▶ **LISTED ENTRIES**
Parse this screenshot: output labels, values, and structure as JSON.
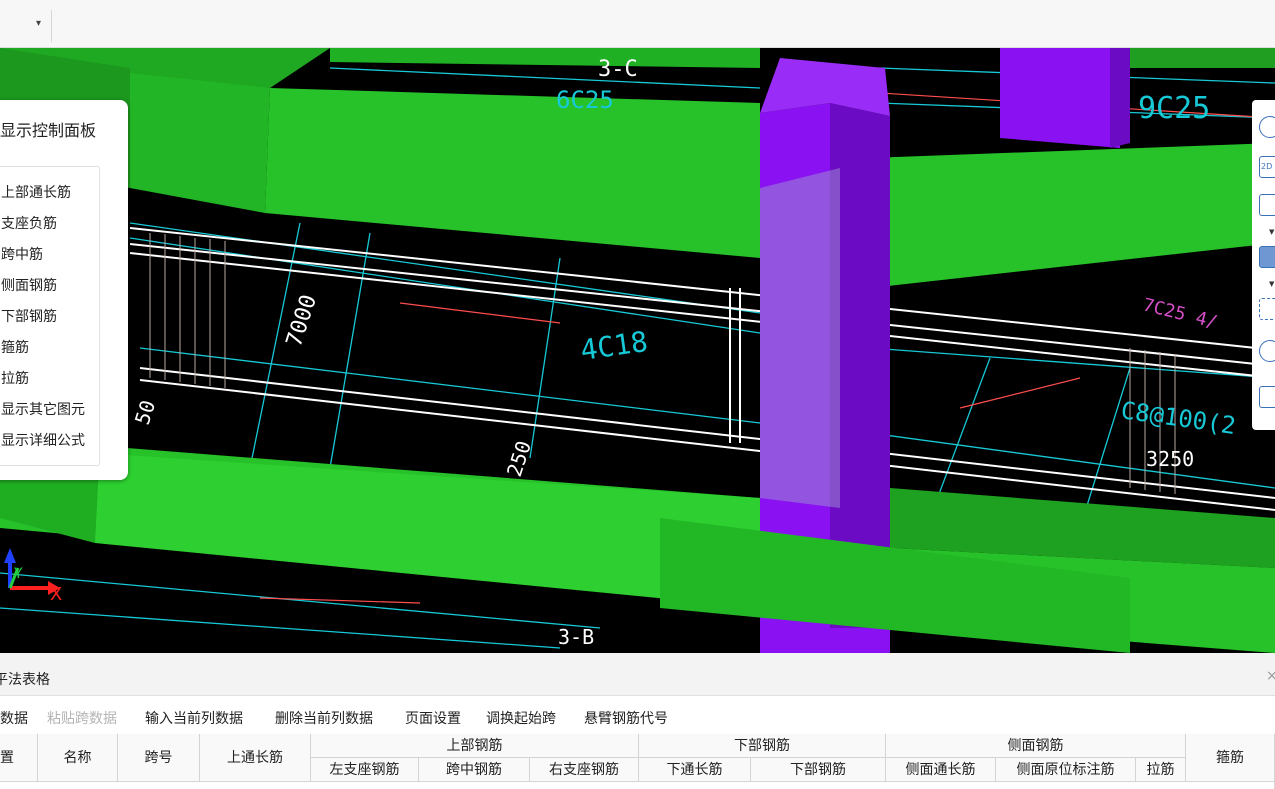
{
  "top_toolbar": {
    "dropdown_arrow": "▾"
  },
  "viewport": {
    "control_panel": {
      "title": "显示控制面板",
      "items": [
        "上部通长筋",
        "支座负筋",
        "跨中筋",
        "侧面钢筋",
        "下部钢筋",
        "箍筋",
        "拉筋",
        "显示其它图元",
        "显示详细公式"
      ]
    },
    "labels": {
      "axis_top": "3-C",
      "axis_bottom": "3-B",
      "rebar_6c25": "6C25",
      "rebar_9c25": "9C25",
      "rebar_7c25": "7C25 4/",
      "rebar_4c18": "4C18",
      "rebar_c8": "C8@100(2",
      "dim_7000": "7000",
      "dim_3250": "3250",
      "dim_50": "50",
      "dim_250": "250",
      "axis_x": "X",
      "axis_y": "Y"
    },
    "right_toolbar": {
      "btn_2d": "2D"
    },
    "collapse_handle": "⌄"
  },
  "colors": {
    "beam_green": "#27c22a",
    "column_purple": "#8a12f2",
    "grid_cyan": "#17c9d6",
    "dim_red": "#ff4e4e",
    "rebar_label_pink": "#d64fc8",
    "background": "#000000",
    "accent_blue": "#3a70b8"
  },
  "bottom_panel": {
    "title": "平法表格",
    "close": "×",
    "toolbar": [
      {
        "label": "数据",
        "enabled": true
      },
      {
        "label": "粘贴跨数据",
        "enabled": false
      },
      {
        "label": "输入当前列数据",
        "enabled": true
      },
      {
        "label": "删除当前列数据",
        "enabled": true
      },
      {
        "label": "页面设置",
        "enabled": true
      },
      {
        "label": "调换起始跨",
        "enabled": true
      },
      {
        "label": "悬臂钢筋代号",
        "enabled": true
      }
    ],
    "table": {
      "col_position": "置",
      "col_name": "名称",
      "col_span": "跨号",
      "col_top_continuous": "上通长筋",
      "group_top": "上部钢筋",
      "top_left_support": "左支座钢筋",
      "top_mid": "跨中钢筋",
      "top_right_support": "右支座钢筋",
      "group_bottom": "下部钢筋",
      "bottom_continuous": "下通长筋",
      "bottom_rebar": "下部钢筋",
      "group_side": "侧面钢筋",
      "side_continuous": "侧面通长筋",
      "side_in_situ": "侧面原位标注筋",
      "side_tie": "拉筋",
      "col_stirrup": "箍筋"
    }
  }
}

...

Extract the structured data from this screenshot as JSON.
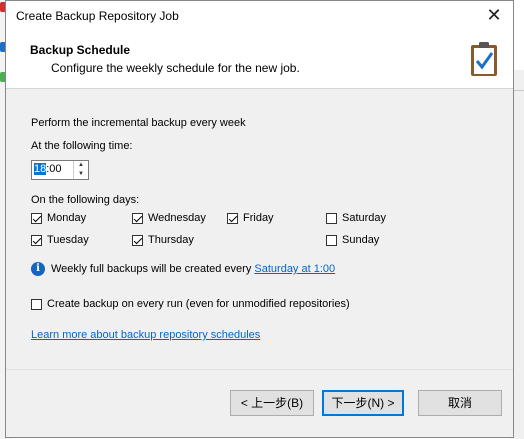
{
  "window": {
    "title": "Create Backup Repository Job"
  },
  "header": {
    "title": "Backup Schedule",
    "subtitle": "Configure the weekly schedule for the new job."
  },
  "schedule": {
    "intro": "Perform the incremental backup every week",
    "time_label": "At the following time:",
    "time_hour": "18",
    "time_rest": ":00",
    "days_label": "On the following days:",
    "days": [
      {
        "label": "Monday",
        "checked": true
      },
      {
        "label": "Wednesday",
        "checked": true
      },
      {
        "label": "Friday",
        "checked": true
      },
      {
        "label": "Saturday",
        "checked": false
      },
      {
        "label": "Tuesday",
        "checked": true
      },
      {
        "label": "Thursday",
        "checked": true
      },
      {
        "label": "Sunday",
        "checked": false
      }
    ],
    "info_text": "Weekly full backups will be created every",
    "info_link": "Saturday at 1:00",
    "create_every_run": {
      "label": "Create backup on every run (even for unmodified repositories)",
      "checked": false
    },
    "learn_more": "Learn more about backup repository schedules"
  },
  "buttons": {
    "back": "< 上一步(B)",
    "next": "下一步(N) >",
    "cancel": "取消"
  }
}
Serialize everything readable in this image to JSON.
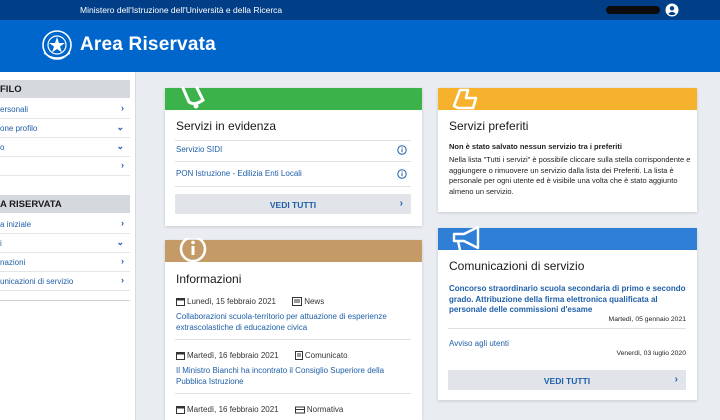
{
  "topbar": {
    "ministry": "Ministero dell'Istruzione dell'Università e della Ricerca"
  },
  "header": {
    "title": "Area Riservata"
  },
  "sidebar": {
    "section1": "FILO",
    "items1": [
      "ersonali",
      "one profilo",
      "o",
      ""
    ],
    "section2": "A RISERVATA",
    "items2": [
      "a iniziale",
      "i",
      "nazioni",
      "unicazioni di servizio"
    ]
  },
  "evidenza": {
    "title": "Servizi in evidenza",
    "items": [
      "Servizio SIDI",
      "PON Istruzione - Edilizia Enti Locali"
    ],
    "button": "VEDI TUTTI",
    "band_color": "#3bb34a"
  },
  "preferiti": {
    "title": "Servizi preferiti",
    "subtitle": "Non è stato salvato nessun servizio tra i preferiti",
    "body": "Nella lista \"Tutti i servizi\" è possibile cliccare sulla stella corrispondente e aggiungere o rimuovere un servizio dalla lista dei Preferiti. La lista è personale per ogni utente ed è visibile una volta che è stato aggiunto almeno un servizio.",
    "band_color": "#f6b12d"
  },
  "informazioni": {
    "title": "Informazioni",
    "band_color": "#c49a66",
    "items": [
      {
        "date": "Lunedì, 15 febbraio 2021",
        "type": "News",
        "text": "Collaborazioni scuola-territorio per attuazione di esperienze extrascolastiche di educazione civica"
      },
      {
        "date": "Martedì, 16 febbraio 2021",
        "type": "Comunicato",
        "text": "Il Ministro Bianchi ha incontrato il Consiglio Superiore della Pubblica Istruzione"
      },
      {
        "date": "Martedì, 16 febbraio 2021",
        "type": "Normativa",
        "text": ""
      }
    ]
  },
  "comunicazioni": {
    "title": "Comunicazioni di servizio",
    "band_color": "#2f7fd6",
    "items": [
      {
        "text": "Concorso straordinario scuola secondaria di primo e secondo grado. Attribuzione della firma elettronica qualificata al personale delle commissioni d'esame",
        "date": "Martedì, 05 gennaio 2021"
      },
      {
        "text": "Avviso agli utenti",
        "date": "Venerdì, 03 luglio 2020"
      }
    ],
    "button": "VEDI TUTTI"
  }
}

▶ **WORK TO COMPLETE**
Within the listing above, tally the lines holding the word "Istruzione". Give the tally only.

▶ **WRITTEN RESPONSE**
3